**Exercise objective:**
Go through the material below and copy each line where the word "Name" appears.

========================================

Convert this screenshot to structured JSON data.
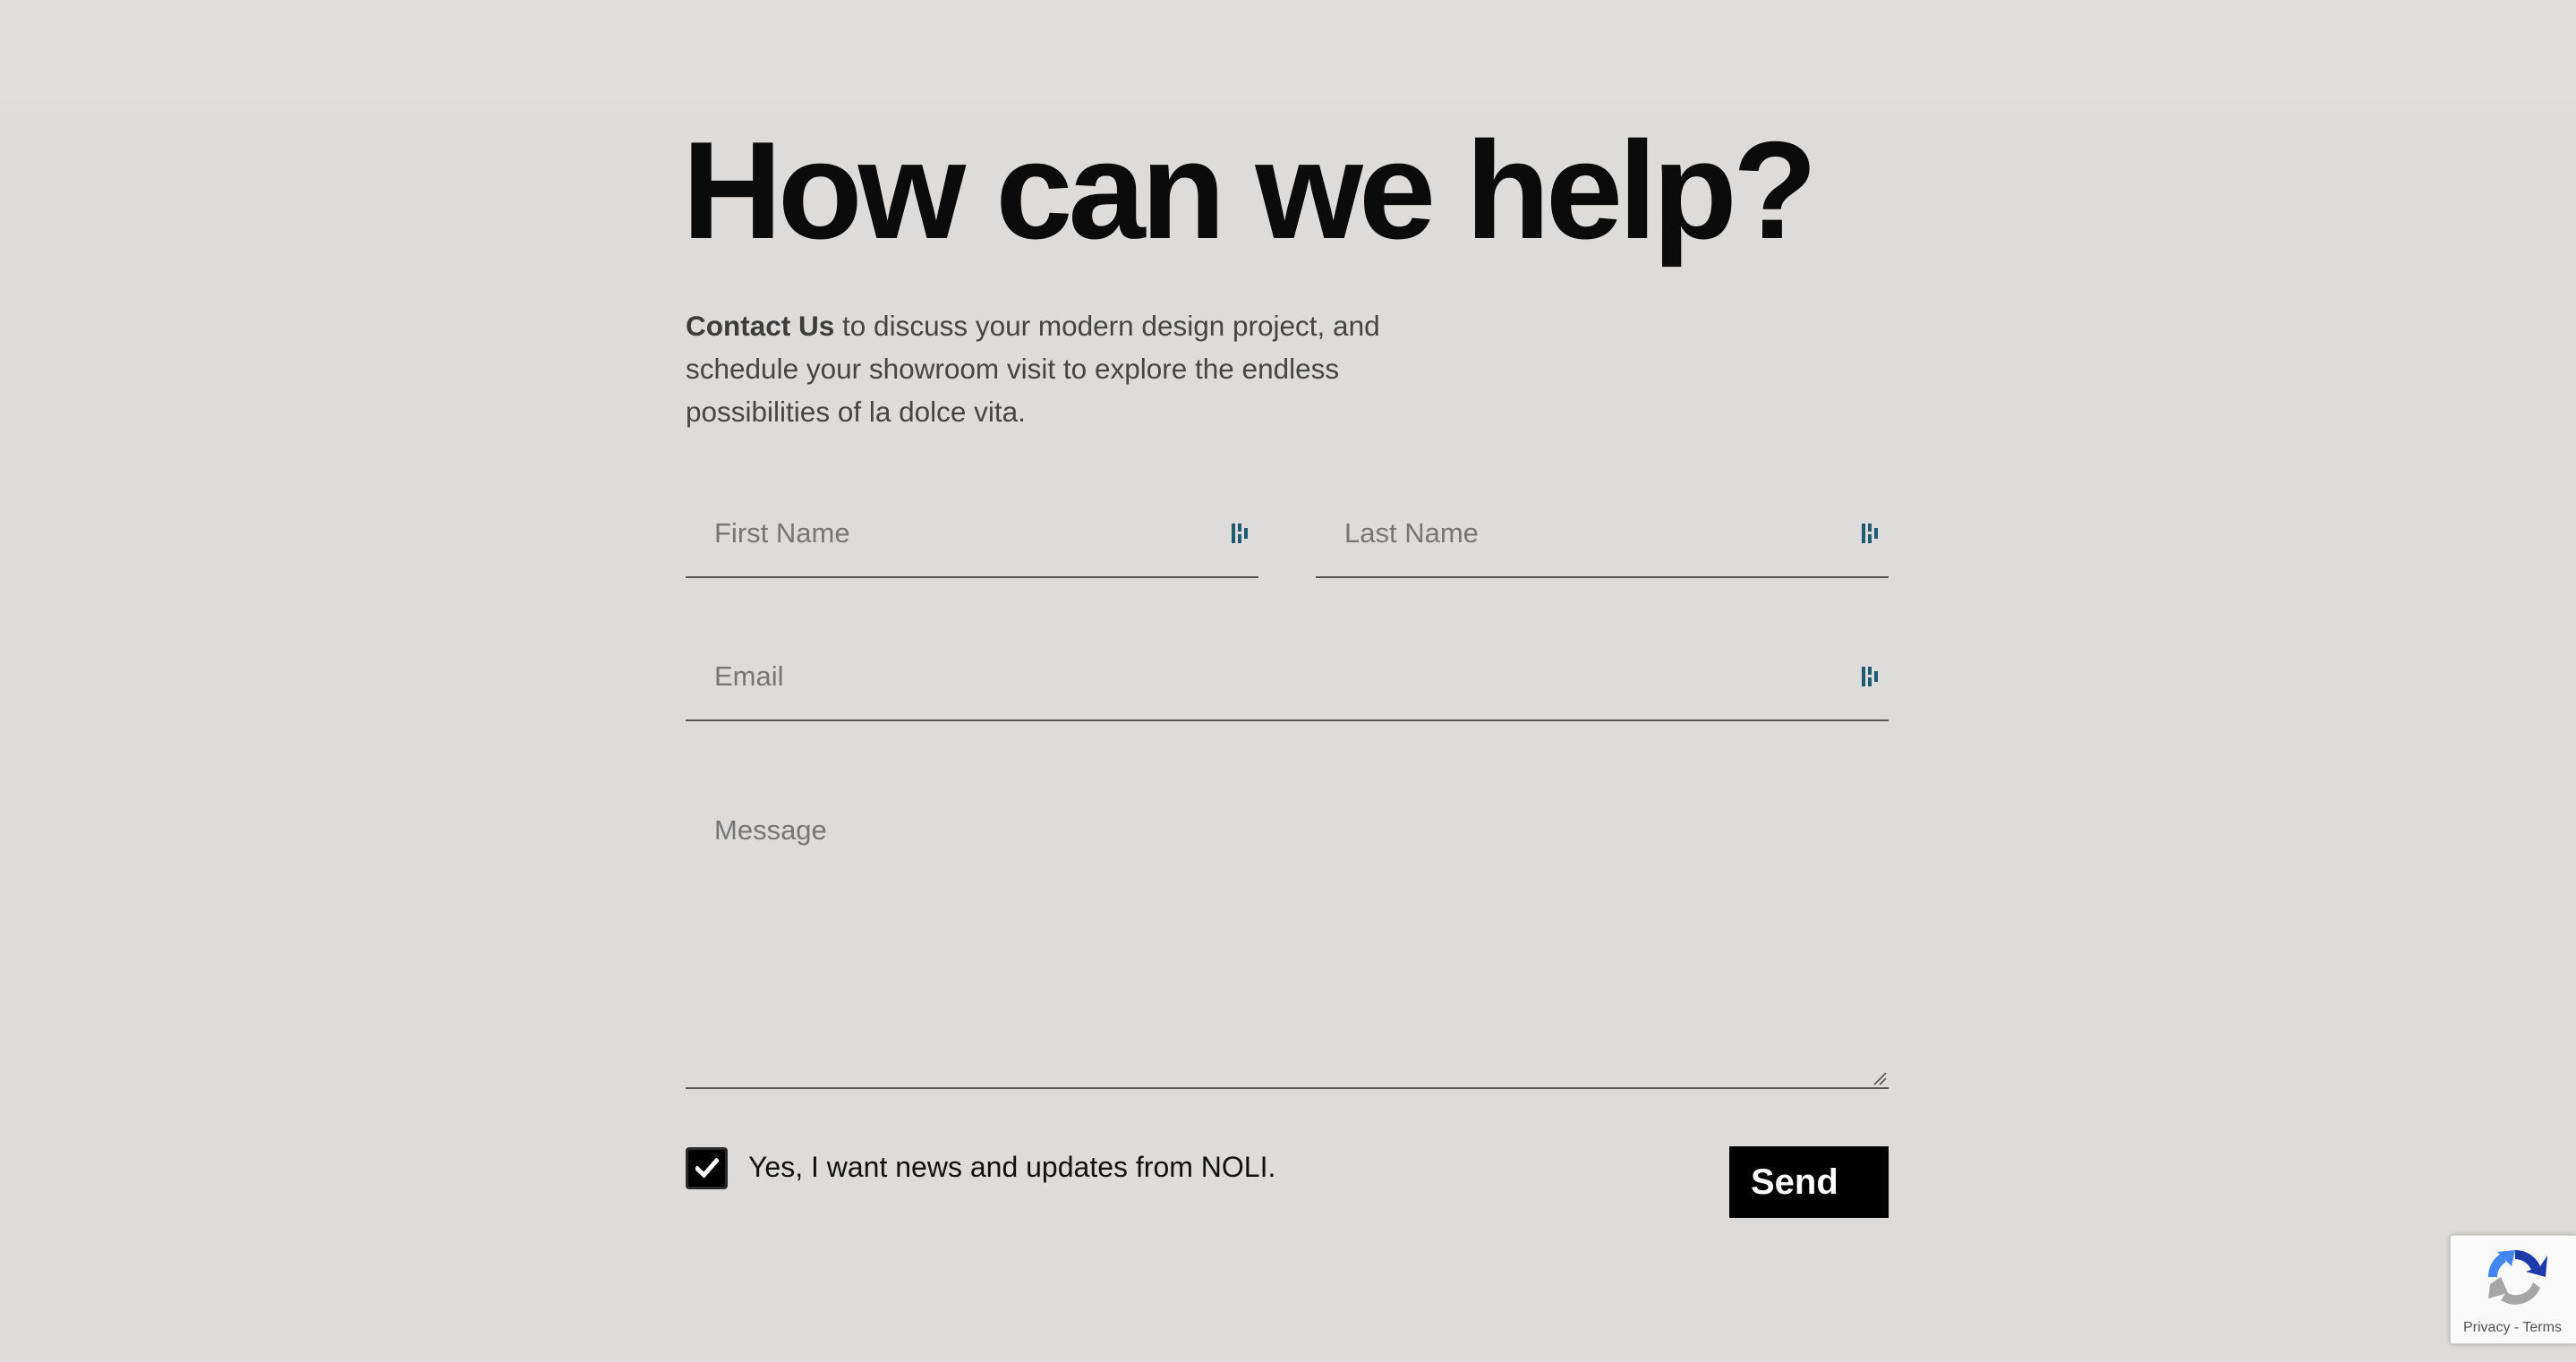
{
  "heading": "How can we help?",
  "intro": {
    "bold": "Contact Us",
    "rest": " to discuss your modern design project, and schedule your showroom visit to explore the endless possibilities of la dolce vita."
  },
  "form": {
    "first_name_placeholder": "First Name",
    "last_name_placeholder": "Last Name",
    "email_placeholder": "Email",
    "message_placeholder": "Message",
    "field_icon": "password-manager-icon",
    "newsletter": {
      "checked": true,
      "label": "Yes, I want news and updates from NOLI."
    },
    "send_label": "Send"
  },
  "recaptcha": {
    "icon": "recaptcha-icon",
    "privacy": "Privacy",
    "separator": " - ",
    "terms": "Terms"
  },
  "colors": {
    "background": "#dddcdb",
    "text": "#0b0b0b",
    "button": "#000000",
    "icon_accent": "#1f5a73"
  }
}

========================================

**Exercise result:**
    "first_name_placeholder": "First Name",
    "last_name_placeholder": "Last Name",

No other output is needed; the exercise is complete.